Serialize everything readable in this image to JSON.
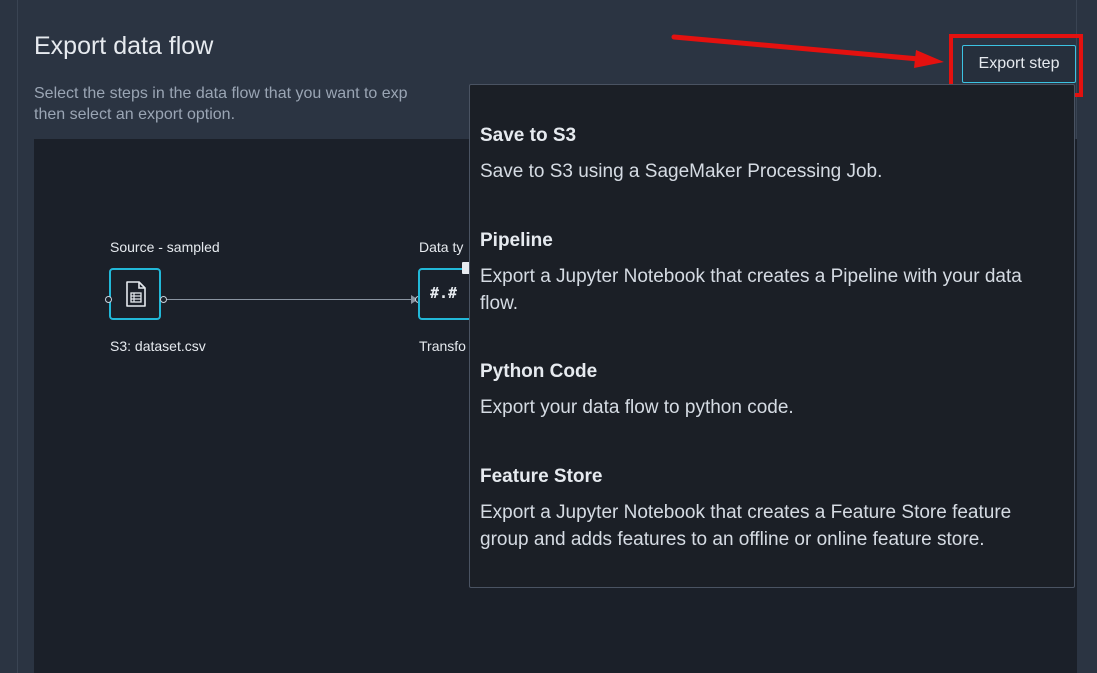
{
  "title": "Export data flow",
  "description": "Select the steps in the data flow that you want to exp\nthen select an export option.",
  "export_button": "Export step",
  "flow": {
    "source": {
      "title": "Source - sampled",
      "label": "S3: dataset.csv"
    },
    "transform": {
      "title": "Data ty",
      "label": "Transfo",
      "icon_text": "#.#"
    }
  },
  "menu": {
    "items": [
      {
        "title": "Save to S3",
        "desc": "Save to S3 using a SageMaker Processing Job."
      },
      {
        "title": "Pipeline",
        "desc": "Export a Jupyter Notebook that creates a Pipeline with your data flow."
      },
      {
        "title": "Python Code",
        "desc": "Export your data flow to python code."
      },
      {
        "title": "Feature Store",
        "desc": "Export a Jupyter Notebook that creates a Feature Store feature group and adds features to an offline or online feature store."
      }
    ]
  },
  "colors": {
    "accent": "#22b8d8",
    "annotation": "#e4110f"
  },
  "icons": {
    "source": "document-table-icon",
    "arrow": "red-arrow-icon"
  }
}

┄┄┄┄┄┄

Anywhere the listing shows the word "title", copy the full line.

- _THE ANSWER_:
  "title": "Export data flow",
      "title": "Source - sampled",
      "title": "Data ty",
        "title": "Save to S3",
        "title": "Pipeline",
        "title": "Python Code",
        "title": "Feature Store",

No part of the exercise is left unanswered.